Record Type: Non-Journal
Publication Date: 1989-Aug
Pages: 25
Abstractor: N/A
Reference Count: N/A
Debunking the Mutilated Boy: A Study of Newspaper Editors and an Inflammatory Rumor.
Brown, Lee
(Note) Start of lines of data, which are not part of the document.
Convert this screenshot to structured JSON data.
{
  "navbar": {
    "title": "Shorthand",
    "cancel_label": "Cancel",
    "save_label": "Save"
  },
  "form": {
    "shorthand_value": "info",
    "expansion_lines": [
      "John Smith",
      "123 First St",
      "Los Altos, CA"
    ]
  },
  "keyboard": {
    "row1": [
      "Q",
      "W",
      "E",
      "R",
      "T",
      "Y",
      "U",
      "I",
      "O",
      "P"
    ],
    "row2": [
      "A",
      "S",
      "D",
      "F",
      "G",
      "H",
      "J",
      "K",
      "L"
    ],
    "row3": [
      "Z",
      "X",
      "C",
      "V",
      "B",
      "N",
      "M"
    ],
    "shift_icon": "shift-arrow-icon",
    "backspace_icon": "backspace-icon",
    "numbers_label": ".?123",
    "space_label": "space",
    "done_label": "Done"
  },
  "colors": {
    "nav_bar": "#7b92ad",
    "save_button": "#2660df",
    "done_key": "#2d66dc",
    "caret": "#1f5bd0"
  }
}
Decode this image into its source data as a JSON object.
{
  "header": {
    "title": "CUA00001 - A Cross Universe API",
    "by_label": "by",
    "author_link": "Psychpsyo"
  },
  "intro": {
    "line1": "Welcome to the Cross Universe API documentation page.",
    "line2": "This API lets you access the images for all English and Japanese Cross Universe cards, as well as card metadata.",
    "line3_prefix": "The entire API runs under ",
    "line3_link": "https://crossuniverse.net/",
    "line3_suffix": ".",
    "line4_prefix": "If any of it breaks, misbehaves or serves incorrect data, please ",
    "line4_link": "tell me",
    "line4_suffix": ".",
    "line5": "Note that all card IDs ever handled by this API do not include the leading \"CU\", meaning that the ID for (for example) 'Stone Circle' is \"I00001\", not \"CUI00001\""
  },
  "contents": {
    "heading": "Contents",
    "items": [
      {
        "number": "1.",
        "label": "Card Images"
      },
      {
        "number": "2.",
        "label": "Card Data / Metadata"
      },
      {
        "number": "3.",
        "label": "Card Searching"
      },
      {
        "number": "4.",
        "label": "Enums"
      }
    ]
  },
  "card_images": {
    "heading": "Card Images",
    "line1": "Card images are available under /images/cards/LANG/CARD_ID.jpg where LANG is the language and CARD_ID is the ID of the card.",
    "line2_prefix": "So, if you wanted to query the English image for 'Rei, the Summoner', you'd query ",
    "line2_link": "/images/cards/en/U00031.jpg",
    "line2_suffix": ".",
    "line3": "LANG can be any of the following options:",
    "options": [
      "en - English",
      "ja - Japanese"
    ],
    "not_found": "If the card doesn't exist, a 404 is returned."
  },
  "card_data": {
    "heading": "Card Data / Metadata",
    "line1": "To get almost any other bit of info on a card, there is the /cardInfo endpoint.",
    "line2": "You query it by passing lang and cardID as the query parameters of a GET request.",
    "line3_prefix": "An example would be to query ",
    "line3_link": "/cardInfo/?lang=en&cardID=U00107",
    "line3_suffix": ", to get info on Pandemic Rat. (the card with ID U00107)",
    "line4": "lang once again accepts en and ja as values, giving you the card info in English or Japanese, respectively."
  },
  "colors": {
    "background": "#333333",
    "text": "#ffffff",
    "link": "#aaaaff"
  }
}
A study examined how newspaper editors resolve issues relating to rumors--that is whether to cover stories which may turn out to be false. The "mutilated boy" rumor was chosen for its antiquity and endurance, its powerful theme, and its ability to create intense anxiety in a community. Thirty-three of the 86 editors who responded to the questionnaires reported encounters with the "mutilated boy" or similar rumors. The encounter questionnaire revealed that 14 of the 20 editors who said their newspaper printed something about the rumor also reported their readers stopped calling and the rumors quickly died. Fifty-one of the 53 editors who responded to the hypothetical questionnaire said they would assign someone to check out the rumor if their papers started receiving calls from readers. Most agreed ignoring rumors generally is best but that they should be debunked if they create widespread hysteria. Those who favored printing a debunking story about the rumors favored it for the same reason other editors opposed printing it: responsibility to the community. No evidence was found to suggest that the press contributed to the spread of rumors. The summative picture is one of concerned editors, even though there are few written policies to guide their decisions. The fear of making matters worse is evident in the steadfast presence of the minority of editors who said they did not or would not print such a story. (Three tables of data and 23 notes are included.) (MG)
Publication Type: Reports - Research; Speeches/Meeting Papers; Tests/Questionnaires
Education Level: N/A
Audience: N/A
Language: English
Sponsor: N/A
Authoring Institution: N/A